Dataset rows describing interfaces
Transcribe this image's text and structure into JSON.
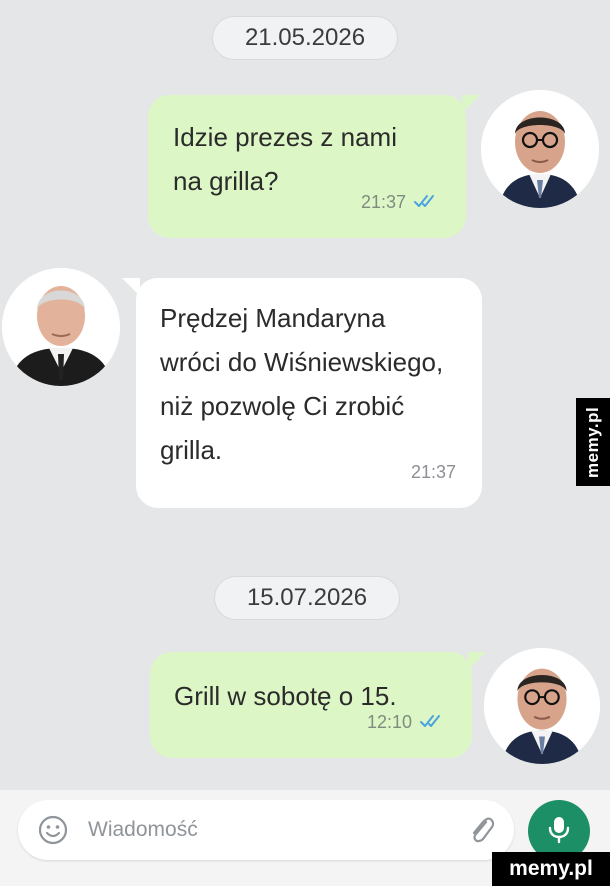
{
  "chat": {
    "date_1": "21.05.2026",
    "date_2": "15.07.2026",
    "messages": [
      {
        "direction": "outgoing",
        "text": "Idzie prezes z nami\nna grilla?",
        "time": "21:37",
        "read_icon": "double-check-icon"
      },
      {
        "direction": "incoming",
        "text": "Prędzej Mandaryna\nwróci do Wiśniewskiego,\nniż pozwolę Ci zrobić\ngrilla.",
        "time": "21:37"
      },
      {
        "direction": "outgoing",
        "text": "Grill w sobotę o 15.",
        "time": "12:10",
        "read_icon": "double-check-icon"
      }
    ]
  },
  "composer": {
    "placeholder": "Wiadomość",
    "emoji_icon": "smiley-icon",
    "attach_icon": "paperclip-icon",
    "mic_icon": "microphone-icon"
  },
  "watermark": {
    "side": "memy.pl",
    "corner": "memy.pl"
  },
  "colors": {
    "background": "#e5e6e8",
    "outgoing_bubble": "#dcf7c5",
    "incoming_bubble": "#ffffff",
    "read_check": "#4aa3e0",
    "mic_button": "#1c8f66"
  }
}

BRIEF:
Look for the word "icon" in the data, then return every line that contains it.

TASK SOLUTION:
        "read_icon": "double-check-icon"
        "read_icon": "double-check-icon"
    "emoji_icon": "smiley-icon",
    "attach_icon": "paperclip-icon",
    "mic_icon": "microphone-icon"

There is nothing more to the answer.